*** MATERIAL FOR THIS EXERCISE Section Begins ***

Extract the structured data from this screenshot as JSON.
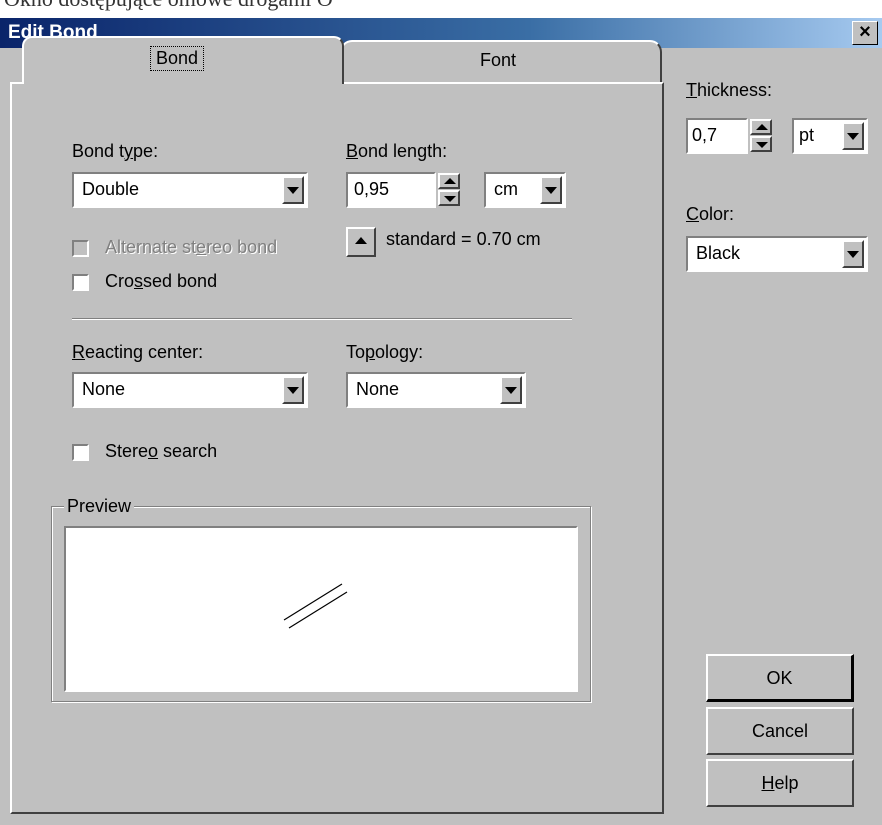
{
  "top_strip_text": "Okno dostępujące omowe drogami O",
  "window": {
    "title": "Edit Bond",
    "close_symbol": "×"
  },
  "tabs": [
    {
      "label": "Bond",
      "active": true
    },
    {
      "label": "Font",
      "active": false
    }
  ],
  "bond_type": {
    "label_pre": "Bond t",
    "label_u": "y",
    "label_post": "pe:",
    "value": "Double"
  },
  "bond_length": {
    "label_u": "B",
    "label_post": "ond length:",
    "value": "0,95",
    "unit": "cm",
    "standard_text": "standard = 0.70 cm"
  },
  "alternate_stereo": {
    "label_pre": "Alternate st",
    "label_u": "e",
    "label_post": "reo bond",
    "checked": false,
    "enabled": false
  },
  "crossed_bond": {
    "label_pre": "Cro",
    "label_u": "s",
    "label_post": "sed bond",
    "checked": false
  },
  "reacting_center": {
    "label_u": "R",
    "label_post": "eacting center:",
    "value": "None"
  },
  "topology": {
    "label_pre": "To",
    "label_u": "p",
    "label_post": "ology:",
    "value": "None"
  },
  "stereo_search": {
    "label_pre": "Stere",
    "label_u": "o",
    "label_post": " search",
    "checked": false
  },
  "preview": {
    "label": "Preview"
  },
  "thickness": {
    "label_u": "T",
    "label_post": "hickness:",
    "value": "0,7",
    "unit": "pt"
  },
  "color": {
    "label_u": "C",
    "label_post": "olor:",
    "value": "Black"
  },
  "buttons": {
    "ok": "OK",
    "cancel": "Cancel",
    "help_u": "H",
    "help_post": "elp"
  }
}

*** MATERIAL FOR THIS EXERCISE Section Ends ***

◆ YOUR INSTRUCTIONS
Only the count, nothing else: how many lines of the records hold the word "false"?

◆ SOLUTION FOR THIS EXERCISE
5